Data under study ::
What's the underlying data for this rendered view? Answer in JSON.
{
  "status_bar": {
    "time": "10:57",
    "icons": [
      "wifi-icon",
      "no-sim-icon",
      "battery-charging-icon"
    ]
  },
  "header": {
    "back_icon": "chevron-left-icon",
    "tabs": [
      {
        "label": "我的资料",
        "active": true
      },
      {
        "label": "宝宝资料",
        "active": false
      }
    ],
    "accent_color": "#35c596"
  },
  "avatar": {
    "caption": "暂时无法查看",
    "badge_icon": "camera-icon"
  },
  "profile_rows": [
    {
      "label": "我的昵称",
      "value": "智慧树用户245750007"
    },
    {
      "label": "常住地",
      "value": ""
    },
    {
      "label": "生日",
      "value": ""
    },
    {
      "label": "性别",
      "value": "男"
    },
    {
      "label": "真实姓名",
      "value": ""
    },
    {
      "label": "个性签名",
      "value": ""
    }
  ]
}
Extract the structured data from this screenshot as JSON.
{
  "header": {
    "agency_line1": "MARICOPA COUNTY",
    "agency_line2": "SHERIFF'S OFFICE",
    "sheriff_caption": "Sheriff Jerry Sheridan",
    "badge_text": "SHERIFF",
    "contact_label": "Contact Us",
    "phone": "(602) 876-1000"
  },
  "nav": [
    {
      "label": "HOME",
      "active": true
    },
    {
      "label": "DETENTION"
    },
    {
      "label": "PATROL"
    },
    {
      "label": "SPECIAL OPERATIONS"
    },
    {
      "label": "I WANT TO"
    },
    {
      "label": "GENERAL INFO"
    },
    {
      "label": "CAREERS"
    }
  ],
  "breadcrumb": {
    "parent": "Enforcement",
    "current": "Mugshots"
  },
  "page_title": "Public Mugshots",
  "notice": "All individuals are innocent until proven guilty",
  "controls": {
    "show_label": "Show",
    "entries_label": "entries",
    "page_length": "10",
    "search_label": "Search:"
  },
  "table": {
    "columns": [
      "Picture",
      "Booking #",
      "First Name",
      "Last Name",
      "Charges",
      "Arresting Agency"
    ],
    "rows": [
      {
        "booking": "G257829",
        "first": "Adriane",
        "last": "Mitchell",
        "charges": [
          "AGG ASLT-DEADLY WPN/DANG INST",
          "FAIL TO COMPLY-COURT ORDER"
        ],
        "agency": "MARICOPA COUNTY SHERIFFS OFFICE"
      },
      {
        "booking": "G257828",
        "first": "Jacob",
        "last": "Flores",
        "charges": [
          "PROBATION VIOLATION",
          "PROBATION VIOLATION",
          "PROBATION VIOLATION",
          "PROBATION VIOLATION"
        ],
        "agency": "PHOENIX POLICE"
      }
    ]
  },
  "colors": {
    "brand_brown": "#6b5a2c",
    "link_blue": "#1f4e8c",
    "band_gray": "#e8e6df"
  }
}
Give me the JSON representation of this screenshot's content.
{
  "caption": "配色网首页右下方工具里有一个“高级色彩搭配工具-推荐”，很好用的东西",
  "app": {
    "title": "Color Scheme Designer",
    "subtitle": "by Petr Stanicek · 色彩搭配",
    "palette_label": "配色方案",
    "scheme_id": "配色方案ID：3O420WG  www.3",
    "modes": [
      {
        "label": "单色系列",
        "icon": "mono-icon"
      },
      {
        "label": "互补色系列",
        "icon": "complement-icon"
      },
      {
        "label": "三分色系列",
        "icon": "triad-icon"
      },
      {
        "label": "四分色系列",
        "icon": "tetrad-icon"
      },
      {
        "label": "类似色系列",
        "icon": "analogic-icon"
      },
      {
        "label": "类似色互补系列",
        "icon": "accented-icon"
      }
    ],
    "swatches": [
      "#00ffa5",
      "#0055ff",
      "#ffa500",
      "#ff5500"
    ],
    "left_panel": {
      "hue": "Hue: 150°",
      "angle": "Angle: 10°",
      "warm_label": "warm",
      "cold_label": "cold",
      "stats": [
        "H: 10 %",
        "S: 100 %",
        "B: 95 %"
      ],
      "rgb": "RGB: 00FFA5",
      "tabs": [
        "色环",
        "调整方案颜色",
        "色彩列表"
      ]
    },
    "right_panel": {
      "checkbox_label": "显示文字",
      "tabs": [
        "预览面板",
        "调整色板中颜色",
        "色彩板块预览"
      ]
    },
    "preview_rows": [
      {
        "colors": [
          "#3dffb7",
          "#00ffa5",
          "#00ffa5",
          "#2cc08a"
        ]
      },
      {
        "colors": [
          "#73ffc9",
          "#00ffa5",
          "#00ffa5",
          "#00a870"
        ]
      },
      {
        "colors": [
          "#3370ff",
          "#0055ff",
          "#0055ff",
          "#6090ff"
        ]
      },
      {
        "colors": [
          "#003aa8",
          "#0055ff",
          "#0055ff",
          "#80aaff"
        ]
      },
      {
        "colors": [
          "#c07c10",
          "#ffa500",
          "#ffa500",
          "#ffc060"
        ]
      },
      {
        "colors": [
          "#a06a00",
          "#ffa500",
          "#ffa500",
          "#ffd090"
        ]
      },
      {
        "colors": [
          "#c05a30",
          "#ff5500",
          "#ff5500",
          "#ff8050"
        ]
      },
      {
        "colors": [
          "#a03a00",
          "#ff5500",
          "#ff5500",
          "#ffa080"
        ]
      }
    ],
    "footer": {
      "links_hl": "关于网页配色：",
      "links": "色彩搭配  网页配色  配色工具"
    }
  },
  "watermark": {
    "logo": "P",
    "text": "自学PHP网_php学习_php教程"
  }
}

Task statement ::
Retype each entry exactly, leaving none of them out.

Solution ::
What's the underlying data for this rendered view? Answer in JSON.
{
  "status_bar": {
    "time": "10:57",
    "icons": [
      "wifi-icon",
      "no-sim-icon",
      "battery-charging-icon"
    ]
  },
  "header": {
    "back_icon": "chevron-left-icon",
    "tabs": [
      {
        "label": "我的资料",
        "active": true
      },
      {
        "label": "宝宝资料",
        "active": false
      }
    ],
    "accent_color": "#35c596"
  },
  "avatar": {
    "caption": "暂时无法查看",
    "badge_icon": "camera-icon"
  },
  "profile_rows": [
    {
      "label": "我的昵称",
      "value": "智慧树用户245750007"
    },
    {
      "label": "常住地",
      "value": ""
    },
    {
      "label": "生日",
      "value": ""
    },
    {
      "label": "性别",
      "value": "男"
    },
    {
      "label": "真实姓名",
      "value": ""
    },
    {
      "label": "个性签名",
      "value": ""
    }
  ]
}
Extract the structured data from this screenshot as JSON.
{
  "header": {
    "agency_line1": "MARICOPA COUNTY",
    "agency_line2": "SHERIFF'S OFFICE",
    "sheriff_caption": "Sheriff Jerry Sheridan",
    "badge_text": "SHERIFF",
    "contact_label": "Contact Us",
    "phone": "(602) 876-1000"
  },
  "nav": [
    {
      "label": "HOME",
      "active": true
    },
    {
      "label": "DETENTION"
    },
    {
      "label": "PATROL"
    },
    {
      "label": "SPECIAL OPERATIONS"
    },
    {
      "label": "I WANT TO"
    },
    {
      "label": "GENERAL INFO"
    },
    {
      "label": "CAREERS"
    }
  ],
  "breadcrumb": {
    "parent": "Enforcement",
    "current": "Mugshots"
  },
  "page_title": "Public Mugshots",
  "notice": "All individuals are innocent until proven guilty",
  "controls": {
    "show_label": "Show",
    "entries_label": "entries",
    "page_length": "10",
    "search_label": "Search:"
  },
  "table": {
    "columns": [
      "Picture",
      "Booking #",
      "First Name",
      "Last Name",
      "Charges",
      "Arresting Agency"
    ],
    "rows": [
      {
        "booking": "G257829",
        "first": "Adriane",
        "last": "Mitchell",
        "charges": [
          "AGG ASLT-DEADLY WPN/DANG INST",
          "FAIL TO COMPLY-COURT ORDER"
        ],
        "agency": "MARICOPA COUNTY SHERIFFS OFFICE"
      },
      {
        "booking": "G257828",
        "first": "Jacob",
        "last": "Flores",
        "charges": [
          "PROBATION VIOLATION",
          "PROBATION VIOLATION",
          "PROBATION VIOLATION",
          "PROBATION VIOLATION"
        ],
        "agency": "PHOENIX POLICE"
      }
    ]
  },
  "colors": {
    "brand_brown": "#6b5a2c",
    "link_blue": "#1f4e8c",
    "band_gray": "#e8e6df"
  }
}
Give me the JSON representation of this screenshot's content.
{
  "caption": "配色网首页右下方工具里有一个“高级色彩搭配工具-推荐”，很好用的东西",
  "app": {
    "title": "Color Scheme Designer",
    "subtitle": "by Petr Stanicek · 色彩搭配",
    "palette_label": "配色方案",
    "scheme_id": "配色方案ID：3O420WG  www.3",
    "modes": [
      {
        "label": "单色系列",
        "icon": "mono-icon"
      },
      {
        "label": "互补色系列",
        "icon": "complement-icon"
      },
      {
        "label": "三分色系列",
        "icon": "triad-icon"
      },
      {
        "label": "四分色系列",
        "icon": "tetrad-icon"
      },
      {
        "label": "类似色系列",
        "icon": "analogic-icon"
      },
      {
        "label": "类似色互补系列",
        "icon": "accented-icon"
      }
    ],
    "swatches": [
      "#00ffa5",
      "#0055ff",
      "#ffa500",
      "#ff5500"
    ],
    "left_panel": {
      "hue": "Hue: 150°",
      "angle": "Angle: 10°",
      "warm_label": "warm",
      "cold_label": "cold",
      "stats": [
        "H: 10 %",
        "S: 100 %",
        "B: 95 %"
      ],
      "rgb": "RGB: 00FFA5",
      "tabs": [
        "色环",
        "调整方案颜色",
        "色彩列表"
      ]
    },
    "right_panel": {
      "checkbox_label": "显示文字",
      "tabs": [
        "预览面板",
        "调整色板中颜色",
        "色彩板块预览"
      ]
    },
    "preview_rows": [
      {
        "colors": [
          "#3dffb7",
          "#00ffa5",
          "#00ffa5",
          "#2cc08a"
        ]
      },
      {
        "colors": [
          "#73ffc9",
          "#00ffa5",
          "#00ffa5",
          "#00a870"
        ]
      },
      {
        "colors": [
          "#3370ff",
          "#0055ff",
          "#0055ff",
          "#6090ff"
        ]
      },
      {
        "colors": [
          "#003aa8",
          "#0055ff",
          "#0055ff",
          "#80aaff"
        ]
      },
      {
        "colors": [
          "#c07c10",
          "#ffa500",
          "#ffa500",
          "#ffc060"
        ]
      },
      {
        "colors": [
          "#a06a00",
          "#ffa500",
          "#ffa500",
          "#ffd090"
        ]
      },
      {
        "colors": [
          "#c05a30",
          "#ff5500",
          "#ff5500",
          "#ff8050"
        ]
      },
      {
        "colors": [
          "#a03a00",
          "#ff5500",
          "#ff5500",
          "#ffa080"
        ]
      }
    ],
    "footer": {
      "links_hl": "关于网页配色：",
      "links": "色彩搭配  网页配色  配色工具"
    }
  },
  "watermark": {
    "logo": "P",
    "text": "自学PHP网_php学习_php教程"
  }
}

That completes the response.